Robert Crawford writes:
Though he is sometimes admired as a socially observant, even mordant poet of 1960s London, with its ‘jeans and bums and sweaters of the King’s Road’ in a world of ‘Market Researchers married into Vogue’, a good deal of Porter’s best poetry, early and late, has Australian resonances. Phrases from his poems of London shine out with self-protective irony; he found his clever-cleverness too hard to resist. But the finest of his early poems are those in which he engages not just with Australia but with his upbringing. ‘Eat Early Earthapples’, published in Penguin Modern Poets 2 (which Porter shared with Kingsley Amis and Dom Moraes in 1962), is skilfully autobiographical.

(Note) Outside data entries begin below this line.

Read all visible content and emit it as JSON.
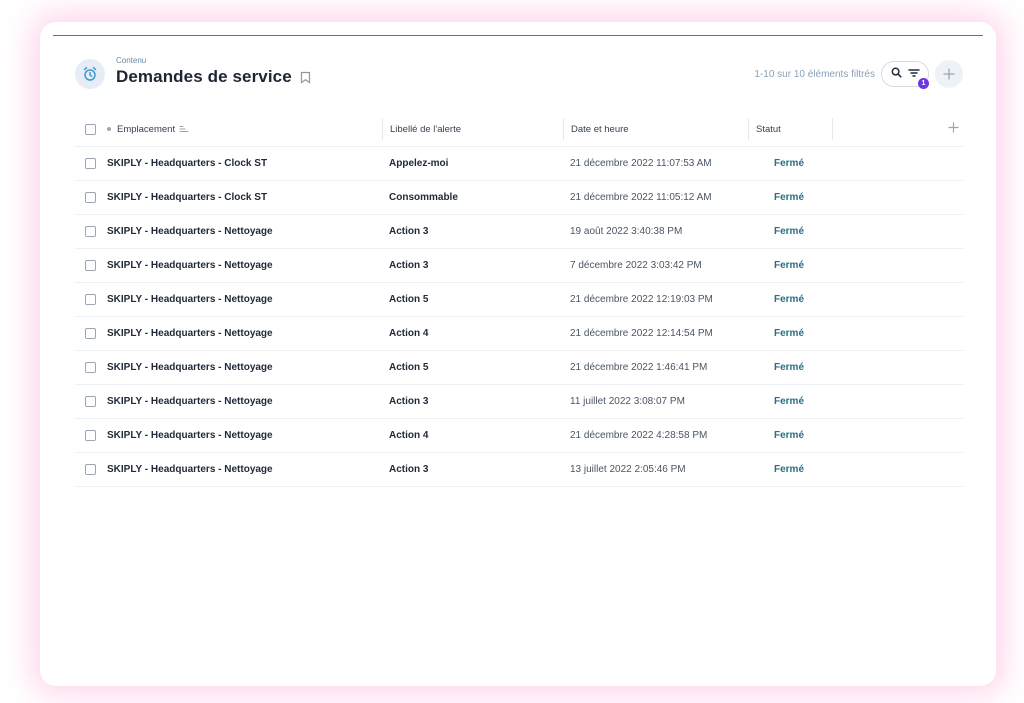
{
  "header": {
    "breadcrumb": "Contenu",
    "title": "Demandes de service",
    "count_text": "1-10 sur 10 éléments filtrés",
    "filter_badge": "1"
  },
  "columns": {
    "location": "Emplacement",
    "alert_label": "Libellé de l'alerte",
    "datetime": "Date et heure",
    "status": "Statut"
  },
  "rows": [
    {
      "location": "SKIPLY - Headquarters - Clock ST",
      "label": "Appelez-moi",
      "datetime": "21 décembre 2022 11:07:53 AM",
      "status": "Fermé"
    },
    {
      "location": "SKIPLY - Headquarters - Clock ST",
      "label": "Consommable",
      "datetime": "21 décembre 2022 11:05:12 AM",
      "status": "Fermé"
    },
    {
      "location": "SKIPLY - Headquarters - Nettoyage",
      "label": "Action 3",
      "datetime": "19 août 2022 3:40:38 PM",
      "status": "Fermé"
    },
    {
      "location": "SKIPLY - Headquarters - Nettoyage",
      "label": "Action 3",
      "datetime": "7 décembre 2022 3:03:42 PM",
      "status": "Fermé"
    },
    {
      "location": "SKIPLY - Headquarters - Nettoyage",
      "label": "Action 5",
      "datetime": "21 décembre 2022 12:19:03 PM",
      "status": "Fermé"
    },
    {
      "location": "SKIPLY - Headquarters - Nettoyage",
      "label": "Action 4",
      "datetime": "21 décembre 2022 12:14:54 PM",
      "status": "Fermé"
    },
    {
      "location": "SKIPLY - Headquarters - Nettoyage",
      "label": "Action 5",
      "datetime": "21 décembre 2022 1:46:41 PM",
      "status": "Fermé"
    },
    {
      "location": "SKIPLY - Headquarters - Nettoyage",
      "label": "Action 3",
      "datetime": "11 juillet 2022 3:08:07 PM",
      "status": "Fermé"
    },
    {
      "location": "SKIPLY - Headquarters - Nettoyage",
      "label": "Action 4",
      "datetime": "21 décembre 2022 4:28:58 PM",
      "status": "Fermé"
    },
    {
      "location": "SKIPLY - Headquarters - Nettoyage",
      "label": "Action 3",
      "datetime": "13 juillet 2022 2:05:46 PM",
      "status": "Fermé"
    }
  ],
  "icons": {
    "app": "alarm-clock-icon",
    "bookmark": "bookmark-icon",
    "search": "search-icon",
    "filter": "filter-icon",
    "add": "plus-icon",
    "sort": "sort-icon"
  },
  "colors": {
    "status_closed": "#2b6f84",
    "badge": "#6d35e8",
    "border_top": "#6b6f86"
  }
}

Its ‘eagerly unhappy’ protagonist may be Audenesque in his self-presentation as ‘The boy with something wrong reading a book’, but the setting among prep school boys ‘who made fifty pounds/Over the holidays selling kangaroo hides’ is confidently and sophisticatedly Australian.